## Data supplied

+ + + + + + +

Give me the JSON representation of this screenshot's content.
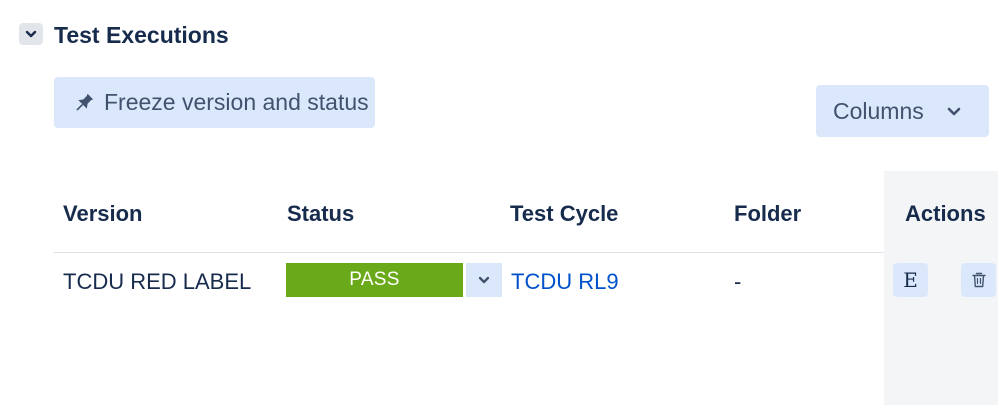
{
  "section": {
    "title": "Test Executions",
    "toggle_icon": "chevron-down-icon"
  },
  "toolbar": {
    "freeze_label": "Freeze version and status",
    "freeze_icon": "pin-icon",
    "columns_label": "Columns",
    "columns_icon": "chevron-down-icon"
  },
  "table": {
    "headers": {
      "version": "Version",
      "status": "Status",
      "test_cycle": "Test Cycle",
      "folder": "Folder",
      "actions": "Actions"
    },
    "rows": [
      {
        "version": "TCDU RED LABEL",
        "status": "PASS",
        "status_color": "#6aa91a",
        "test_cycle": "TCDU RL9",
        "folder": "-",
        "edit_label": "E",
        "delete_icon": "trash-icon"
      }
    ]
  },
  "colors": {
    "text": "#172b4d",
    "link": "#0052cc",
    "button_bg": "#dbe8fb",
    "actions_bg": "#f4f5f7"
  }
}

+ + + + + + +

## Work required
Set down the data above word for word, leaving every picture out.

## Answer for this exercise
Give me the JSON representation of this screenshot's content.
{
  "section": {
    "title": "Test Executions",
    "toggle_icon": "chevron-down-icon"
  },
  "toolbar": {
    "freeze_label": "Freeze version and status",
    "freeze_icon": "pin-icon",
    "columns_label": "Columns",
    "columns_icon": "chevron-down-icon"
  },
  "table": {
    "headers": {
      "version": "Version",
      "status": "Status",
      "test_cycle": "Test Cycle",
      "folder": "Folder",
      "actions": "Actions"
    },
    "rows": [
      {
        "version": "TCDU RED LABEL",
        "status": "PASS",
        "status_color": "#6aa91a",
        "test_cycle": "TCDU RL9",
        "folder": "-",
        "edit_label": "E",
        "delete_icon": "trash-icon"
      }
    ]
  },
  "colors": {
    "text": "#172b4d",
    "link": "#0052cc",
    "button_bg": "#dbe8fb",
    "actions_bg": "#f4f5f7"
  }
}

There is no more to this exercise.